United States. . .1

Switzerland. . . .1

SET-PLAYS form the essence of so many Stateside sports that fervour-kindling free-kicks made Detroit's uninitiated soccer-watchers feel right at home in their Dome. An opening Group A point represented a boon for the United States, but on Main Street USA sporting draws are unfathomable. In a winner's society, an unresolved contest is as 'exciting as kissing your sister' as they say here.

Yet despite this non-result by American standards the draw showed that Bora Milutinovic's persevering side deserve an element of local and international respect.

Against challenging opposition, the hosts were rarely embarrassed. Switzerland, astutely coached by the Englishman Roy Hodgson, possessed superior players, notably in Ciriaco Sforza and Alain Sutter, and a more thoughtful approach but the American team spirit and eagerness to please an appreciative, perspiring audience was rewarded with their first World Cup point since they left Hodgson's compatriots horizontal in Belo Horizonte 44 years ago. 'They are a hard team to beat,' Hodgson said.

This unity of purpose was strongest in defence, where Alexi Lalasjoined Marcelo Balboa, another alumni of the barbarian school of barbering, in mixing zonal and man-to-man marking to close down Stephane Chapuisat, Switzerland's much-vaunted forward. 'Our communication was great,' Lalas said.

Frustratingly for the charismatic son of Detroit, a midfielder's mistake in the 40th minute exposed Tony Meola's goal. Thomas Dooley's lunge at Sutter occurred in the perfect location for Georges Bregy, at 36 an old soldier, to curl a delightful free-kick over Meola.

Three times at the last World Cup, the US fell behind and stayed behind. Now, as Meola indicated, 'this team is much better than 1990' and parity quickly arrived courtesy of Eric Wynalda's even finer exhibition of dead-ball artistry.

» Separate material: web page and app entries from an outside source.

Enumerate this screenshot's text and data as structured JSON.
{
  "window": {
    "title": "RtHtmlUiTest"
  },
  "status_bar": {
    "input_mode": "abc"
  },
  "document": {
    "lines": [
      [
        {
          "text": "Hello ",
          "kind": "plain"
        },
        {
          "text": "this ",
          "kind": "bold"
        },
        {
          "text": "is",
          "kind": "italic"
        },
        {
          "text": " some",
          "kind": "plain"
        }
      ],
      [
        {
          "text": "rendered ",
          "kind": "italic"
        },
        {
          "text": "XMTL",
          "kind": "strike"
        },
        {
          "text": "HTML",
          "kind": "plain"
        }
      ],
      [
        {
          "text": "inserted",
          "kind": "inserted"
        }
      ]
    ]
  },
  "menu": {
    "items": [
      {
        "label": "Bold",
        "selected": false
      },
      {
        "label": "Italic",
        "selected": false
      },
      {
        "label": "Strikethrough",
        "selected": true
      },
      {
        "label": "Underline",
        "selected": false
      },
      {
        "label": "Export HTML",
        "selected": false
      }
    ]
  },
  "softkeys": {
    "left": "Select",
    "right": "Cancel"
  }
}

Wynalda, a former trialist at Sheffield Wednesday, departed early in the second half, his dynamism diminished by an allergy and the 'Saunadome's' brutal humidity. 'It's like playing in a hot-dog stand,' Hodgson said. After each goal, temperatures in the indoor arena - the first time the World Cup has come inside - jumped two degrees from 93F to 95F.

UNITED STATES (4-4-2): Meola (United States Soccer Federation); Kooiman (Cruz Azul), Lalas, Balboa, Caligiuri (all USSF); Ramos (Real Betis), Dooley, Sorber (both USSF), Harkes (Derby County); Wynalda (Vfl Bochum), Stewart (Willem II Tilburg). Substitutes: Wegerle (Coventry City) for Wyndalda, 57; Jones (USSF) for Stewart, 80.

SWITZERLAND (4-4-2): Pascolo (Servette); Hottiger, Herr, Geiger, Quentin (all Sion); Ohrel (Servette), Sforza (Kaiserslautern), Bregy (Young Boys Berne), Sutter (Nuremberg); Chapuisat (Borussia Dortmund), Bickel (Grasshopper Zurich). Substitutes: Subiat (Lugano) for Bickel, 72; Wyss (Aarau) for Sforza, 76.

Referee: F Lamolina (Argentina).

(Photograph omitted)